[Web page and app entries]
________________
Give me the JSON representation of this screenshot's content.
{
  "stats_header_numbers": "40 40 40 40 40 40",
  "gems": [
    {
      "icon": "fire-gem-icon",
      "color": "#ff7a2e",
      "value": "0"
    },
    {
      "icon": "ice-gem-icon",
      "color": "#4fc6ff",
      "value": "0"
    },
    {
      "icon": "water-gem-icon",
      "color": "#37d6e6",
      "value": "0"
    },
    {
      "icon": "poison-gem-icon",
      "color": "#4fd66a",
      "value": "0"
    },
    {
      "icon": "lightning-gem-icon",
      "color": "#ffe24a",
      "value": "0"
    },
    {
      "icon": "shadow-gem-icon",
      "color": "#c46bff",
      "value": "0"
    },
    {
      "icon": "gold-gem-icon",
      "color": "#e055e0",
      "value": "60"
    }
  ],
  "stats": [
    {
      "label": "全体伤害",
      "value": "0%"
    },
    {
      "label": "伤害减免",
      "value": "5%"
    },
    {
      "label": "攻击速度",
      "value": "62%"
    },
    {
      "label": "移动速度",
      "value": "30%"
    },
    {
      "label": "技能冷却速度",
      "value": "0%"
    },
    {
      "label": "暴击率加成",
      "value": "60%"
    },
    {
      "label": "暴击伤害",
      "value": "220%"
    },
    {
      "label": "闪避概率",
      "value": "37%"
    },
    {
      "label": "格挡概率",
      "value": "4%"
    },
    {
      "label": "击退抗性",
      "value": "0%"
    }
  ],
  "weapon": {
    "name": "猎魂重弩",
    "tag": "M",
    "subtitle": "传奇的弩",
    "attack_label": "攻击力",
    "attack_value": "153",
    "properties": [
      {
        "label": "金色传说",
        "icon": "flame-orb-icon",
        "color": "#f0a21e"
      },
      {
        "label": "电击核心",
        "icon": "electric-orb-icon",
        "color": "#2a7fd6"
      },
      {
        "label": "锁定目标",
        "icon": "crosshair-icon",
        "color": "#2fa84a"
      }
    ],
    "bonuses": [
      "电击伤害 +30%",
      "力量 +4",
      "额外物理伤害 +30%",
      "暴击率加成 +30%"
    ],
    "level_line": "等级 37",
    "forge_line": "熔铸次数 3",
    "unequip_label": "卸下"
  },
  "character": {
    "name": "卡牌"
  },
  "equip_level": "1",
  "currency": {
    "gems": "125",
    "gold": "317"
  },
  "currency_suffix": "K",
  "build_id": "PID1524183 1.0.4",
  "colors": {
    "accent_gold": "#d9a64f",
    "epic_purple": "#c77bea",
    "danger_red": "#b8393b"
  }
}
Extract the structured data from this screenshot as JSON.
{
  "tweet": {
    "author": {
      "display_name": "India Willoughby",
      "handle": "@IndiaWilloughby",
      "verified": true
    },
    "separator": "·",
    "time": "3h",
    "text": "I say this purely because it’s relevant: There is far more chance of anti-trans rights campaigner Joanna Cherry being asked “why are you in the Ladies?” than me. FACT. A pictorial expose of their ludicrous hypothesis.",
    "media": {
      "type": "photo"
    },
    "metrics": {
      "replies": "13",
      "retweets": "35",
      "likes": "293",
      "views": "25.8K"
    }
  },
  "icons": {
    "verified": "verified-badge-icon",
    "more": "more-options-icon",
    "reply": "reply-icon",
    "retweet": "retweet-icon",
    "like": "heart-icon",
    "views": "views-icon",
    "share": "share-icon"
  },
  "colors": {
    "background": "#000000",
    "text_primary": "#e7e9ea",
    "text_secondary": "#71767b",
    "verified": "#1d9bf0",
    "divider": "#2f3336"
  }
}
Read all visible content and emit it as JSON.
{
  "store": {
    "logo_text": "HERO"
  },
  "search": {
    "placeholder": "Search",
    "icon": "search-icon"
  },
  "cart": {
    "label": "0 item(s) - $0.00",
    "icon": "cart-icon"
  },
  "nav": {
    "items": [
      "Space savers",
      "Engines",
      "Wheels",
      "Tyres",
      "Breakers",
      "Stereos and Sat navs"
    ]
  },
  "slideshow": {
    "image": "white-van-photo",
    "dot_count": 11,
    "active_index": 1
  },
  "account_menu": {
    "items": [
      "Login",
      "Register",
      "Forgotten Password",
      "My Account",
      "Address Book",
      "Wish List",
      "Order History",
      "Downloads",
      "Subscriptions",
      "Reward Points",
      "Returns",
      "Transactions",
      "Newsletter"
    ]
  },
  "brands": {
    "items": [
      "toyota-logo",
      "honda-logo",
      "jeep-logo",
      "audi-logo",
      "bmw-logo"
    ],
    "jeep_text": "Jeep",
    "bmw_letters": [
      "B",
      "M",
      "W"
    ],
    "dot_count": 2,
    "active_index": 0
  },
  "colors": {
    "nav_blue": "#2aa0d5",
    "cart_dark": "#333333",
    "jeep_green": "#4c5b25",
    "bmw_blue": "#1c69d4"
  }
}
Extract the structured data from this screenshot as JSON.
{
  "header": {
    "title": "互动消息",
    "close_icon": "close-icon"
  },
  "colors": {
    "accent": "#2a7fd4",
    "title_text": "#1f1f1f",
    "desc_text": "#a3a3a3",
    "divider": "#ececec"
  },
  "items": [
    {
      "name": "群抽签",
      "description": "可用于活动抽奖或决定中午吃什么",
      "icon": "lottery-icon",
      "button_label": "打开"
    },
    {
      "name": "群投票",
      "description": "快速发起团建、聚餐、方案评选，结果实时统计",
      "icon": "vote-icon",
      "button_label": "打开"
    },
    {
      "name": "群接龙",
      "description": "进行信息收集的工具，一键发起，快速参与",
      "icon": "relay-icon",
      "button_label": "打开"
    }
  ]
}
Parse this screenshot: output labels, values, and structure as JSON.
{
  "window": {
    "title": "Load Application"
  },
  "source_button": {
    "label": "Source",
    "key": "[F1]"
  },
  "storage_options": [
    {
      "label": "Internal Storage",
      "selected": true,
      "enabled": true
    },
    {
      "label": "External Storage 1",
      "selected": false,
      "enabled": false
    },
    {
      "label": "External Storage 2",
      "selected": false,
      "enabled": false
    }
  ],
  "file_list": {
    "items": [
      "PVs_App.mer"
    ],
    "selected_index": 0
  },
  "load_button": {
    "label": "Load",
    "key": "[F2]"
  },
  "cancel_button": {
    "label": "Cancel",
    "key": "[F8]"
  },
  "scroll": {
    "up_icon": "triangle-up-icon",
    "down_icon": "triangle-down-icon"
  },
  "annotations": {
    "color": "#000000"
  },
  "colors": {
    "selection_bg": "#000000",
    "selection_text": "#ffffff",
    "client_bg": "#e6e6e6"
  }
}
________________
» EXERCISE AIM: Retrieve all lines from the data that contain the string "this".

» YOUR SOLUTION:
Give me the JSON representation of this screenshot's content.
Extract the structured data from this screenshot as JSON.
    "text": "I say this purely because it’s relevant: There is far more chance of anti-trans rights campaigner Joanna Cherry being asked “why are you in the Ladies?” than me. FACT. A pictorial expose of their ludicrous hypothesis.",
Extract the structured data from this screenshot as JSON.
Parse this screenshot: output labels, values, and structure as JSON.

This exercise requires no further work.